- [What to work on]: Filter out all lines without the word "nimi" from the data below, please, and copy the rest.

********************

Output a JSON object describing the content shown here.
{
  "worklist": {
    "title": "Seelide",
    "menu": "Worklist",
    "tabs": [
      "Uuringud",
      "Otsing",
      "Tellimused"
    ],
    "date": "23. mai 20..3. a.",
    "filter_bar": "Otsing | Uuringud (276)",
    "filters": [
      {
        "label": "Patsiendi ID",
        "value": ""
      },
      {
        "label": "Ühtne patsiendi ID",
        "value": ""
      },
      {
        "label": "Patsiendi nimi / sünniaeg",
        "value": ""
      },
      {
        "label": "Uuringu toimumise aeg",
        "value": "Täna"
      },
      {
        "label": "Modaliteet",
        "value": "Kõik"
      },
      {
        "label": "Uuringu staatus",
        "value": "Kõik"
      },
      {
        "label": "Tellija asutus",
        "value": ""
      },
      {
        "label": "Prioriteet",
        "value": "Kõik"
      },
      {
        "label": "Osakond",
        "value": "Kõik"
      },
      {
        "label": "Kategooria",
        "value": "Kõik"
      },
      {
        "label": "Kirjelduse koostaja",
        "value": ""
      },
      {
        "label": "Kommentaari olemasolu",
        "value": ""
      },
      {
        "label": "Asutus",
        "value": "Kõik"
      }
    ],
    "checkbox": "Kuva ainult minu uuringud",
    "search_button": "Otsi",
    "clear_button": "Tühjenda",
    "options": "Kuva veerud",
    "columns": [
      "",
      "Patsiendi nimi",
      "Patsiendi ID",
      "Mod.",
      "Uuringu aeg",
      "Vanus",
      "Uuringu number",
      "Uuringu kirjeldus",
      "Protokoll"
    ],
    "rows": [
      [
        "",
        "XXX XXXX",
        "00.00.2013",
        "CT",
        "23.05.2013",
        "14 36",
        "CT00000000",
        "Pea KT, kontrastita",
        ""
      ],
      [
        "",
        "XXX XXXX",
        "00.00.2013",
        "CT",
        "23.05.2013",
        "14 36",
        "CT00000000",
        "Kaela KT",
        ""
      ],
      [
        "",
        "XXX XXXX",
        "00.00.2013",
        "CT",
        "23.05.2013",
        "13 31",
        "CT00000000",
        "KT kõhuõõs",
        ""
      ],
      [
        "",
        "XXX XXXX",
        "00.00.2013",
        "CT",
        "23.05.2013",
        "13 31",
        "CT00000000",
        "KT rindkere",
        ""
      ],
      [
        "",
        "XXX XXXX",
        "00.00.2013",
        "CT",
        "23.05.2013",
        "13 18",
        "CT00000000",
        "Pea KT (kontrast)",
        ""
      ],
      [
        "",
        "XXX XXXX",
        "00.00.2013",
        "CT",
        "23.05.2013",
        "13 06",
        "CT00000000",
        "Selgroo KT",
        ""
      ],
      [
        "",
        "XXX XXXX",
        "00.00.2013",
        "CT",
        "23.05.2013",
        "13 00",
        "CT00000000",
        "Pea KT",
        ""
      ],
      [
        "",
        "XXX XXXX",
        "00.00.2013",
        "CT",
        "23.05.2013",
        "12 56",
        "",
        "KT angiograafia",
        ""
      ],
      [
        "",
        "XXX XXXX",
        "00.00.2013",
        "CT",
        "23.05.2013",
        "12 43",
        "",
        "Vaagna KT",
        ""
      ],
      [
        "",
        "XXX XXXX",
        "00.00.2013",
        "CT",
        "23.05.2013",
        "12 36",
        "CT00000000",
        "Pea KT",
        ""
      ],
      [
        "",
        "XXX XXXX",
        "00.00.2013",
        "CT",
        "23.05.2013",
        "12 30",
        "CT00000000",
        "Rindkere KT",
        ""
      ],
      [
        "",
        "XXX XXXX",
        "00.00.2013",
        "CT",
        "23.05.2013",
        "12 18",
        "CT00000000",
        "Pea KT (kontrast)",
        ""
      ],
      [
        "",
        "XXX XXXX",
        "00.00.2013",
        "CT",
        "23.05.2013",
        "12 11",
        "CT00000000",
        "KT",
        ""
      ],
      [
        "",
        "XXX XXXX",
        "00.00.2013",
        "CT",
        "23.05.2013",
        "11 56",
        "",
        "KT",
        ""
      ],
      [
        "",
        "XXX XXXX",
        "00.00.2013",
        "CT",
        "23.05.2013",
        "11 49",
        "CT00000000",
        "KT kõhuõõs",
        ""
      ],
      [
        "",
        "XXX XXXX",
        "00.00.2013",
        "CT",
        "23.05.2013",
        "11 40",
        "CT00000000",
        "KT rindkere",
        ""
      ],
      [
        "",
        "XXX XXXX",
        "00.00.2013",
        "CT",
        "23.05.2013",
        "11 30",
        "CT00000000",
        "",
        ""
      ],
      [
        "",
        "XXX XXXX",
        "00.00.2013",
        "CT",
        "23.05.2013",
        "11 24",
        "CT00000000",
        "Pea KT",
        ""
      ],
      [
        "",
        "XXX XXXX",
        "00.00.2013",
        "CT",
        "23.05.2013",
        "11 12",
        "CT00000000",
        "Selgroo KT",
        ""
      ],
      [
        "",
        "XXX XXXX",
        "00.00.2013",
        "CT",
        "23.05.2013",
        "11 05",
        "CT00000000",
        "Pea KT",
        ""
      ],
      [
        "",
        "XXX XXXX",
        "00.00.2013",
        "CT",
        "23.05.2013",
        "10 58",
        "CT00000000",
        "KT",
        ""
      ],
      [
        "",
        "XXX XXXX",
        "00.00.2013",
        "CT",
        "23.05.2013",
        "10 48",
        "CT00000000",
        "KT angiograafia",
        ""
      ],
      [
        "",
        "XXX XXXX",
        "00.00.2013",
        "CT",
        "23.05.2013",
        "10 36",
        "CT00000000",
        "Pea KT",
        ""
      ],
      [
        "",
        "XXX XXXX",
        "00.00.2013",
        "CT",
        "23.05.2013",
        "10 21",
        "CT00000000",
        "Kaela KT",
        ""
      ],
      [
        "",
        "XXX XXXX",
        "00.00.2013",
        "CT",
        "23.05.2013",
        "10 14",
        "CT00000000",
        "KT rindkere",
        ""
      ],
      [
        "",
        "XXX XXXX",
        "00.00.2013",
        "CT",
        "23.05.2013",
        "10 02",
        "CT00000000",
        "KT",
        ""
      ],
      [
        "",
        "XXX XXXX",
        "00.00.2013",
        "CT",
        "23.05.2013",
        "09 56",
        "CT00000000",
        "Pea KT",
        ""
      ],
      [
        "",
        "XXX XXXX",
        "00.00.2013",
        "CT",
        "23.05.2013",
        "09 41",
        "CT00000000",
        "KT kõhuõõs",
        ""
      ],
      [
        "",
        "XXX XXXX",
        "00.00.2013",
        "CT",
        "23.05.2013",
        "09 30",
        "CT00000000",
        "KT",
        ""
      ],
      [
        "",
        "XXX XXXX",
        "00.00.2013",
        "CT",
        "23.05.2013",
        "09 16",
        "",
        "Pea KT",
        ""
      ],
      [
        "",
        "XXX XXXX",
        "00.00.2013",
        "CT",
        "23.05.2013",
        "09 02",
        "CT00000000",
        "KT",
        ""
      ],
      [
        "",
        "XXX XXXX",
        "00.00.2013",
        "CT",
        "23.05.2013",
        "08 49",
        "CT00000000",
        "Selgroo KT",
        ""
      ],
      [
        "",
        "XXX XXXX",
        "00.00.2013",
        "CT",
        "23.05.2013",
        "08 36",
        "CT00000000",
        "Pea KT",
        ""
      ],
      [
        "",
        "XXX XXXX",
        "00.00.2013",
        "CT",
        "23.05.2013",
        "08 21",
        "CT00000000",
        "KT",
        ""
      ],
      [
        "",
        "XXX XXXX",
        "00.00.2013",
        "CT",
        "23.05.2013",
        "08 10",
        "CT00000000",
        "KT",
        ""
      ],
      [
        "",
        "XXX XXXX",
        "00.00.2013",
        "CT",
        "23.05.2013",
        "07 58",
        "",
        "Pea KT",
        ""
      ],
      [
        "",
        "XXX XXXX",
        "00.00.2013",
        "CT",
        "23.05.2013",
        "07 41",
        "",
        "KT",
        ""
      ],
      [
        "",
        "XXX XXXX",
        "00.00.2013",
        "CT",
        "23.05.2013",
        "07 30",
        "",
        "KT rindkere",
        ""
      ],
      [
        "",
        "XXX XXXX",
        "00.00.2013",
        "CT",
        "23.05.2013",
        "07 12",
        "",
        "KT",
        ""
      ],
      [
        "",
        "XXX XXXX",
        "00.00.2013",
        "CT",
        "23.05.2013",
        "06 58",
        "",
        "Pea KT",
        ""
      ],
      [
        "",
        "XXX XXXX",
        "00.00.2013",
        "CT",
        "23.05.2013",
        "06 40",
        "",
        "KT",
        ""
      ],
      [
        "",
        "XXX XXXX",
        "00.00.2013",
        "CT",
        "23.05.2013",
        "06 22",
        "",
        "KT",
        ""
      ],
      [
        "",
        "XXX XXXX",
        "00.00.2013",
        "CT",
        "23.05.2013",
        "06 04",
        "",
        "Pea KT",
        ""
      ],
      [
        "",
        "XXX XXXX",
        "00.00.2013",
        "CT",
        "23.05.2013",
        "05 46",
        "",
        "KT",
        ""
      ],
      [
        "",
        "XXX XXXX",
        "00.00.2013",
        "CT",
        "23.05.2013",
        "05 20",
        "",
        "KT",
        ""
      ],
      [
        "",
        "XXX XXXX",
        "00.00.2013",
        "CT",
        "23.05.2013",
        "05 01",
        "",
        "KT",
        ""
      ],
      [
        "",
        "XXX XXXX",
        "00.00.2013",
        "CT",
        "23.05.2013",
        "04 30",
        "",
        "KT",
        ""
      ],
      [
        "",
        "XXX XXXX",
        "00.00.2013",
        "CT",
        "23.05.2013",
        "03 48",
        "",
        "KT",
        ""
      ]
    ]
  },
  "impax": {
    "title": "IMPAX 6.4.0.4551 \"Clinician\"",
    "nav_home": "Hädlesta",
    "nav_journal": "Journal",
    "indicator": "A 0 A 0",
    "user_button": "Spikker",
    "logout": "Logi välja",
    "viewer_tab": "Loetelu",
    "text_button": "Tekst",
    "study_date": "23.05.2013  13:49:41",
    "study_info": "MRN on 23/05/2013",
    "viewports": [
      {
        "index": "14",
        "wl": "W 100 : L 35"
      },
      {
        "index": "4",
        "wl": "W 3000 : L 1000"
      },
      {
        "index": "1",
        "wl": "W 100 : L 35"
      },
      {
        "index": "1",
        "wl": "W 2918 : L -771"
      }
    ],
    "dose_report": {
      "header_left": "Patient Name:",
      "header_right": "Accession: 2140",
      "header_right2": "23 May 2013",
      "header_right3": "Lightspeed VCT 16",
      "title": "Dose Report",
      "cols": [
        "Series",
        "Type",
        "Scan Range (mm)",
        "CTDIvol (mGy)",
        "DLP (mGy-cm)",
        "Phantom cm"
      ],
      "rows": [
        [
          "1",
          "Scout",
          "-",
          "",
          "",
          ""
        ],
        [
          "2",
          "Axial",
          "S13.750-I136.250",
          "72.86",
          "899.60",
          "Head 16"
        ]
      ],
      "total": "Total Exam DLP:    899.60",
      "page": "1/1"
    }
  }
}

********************

- [Output of the task]:
        "label": "Patsiendi nimi / sünniaeg",
      "Patsiendi nimi",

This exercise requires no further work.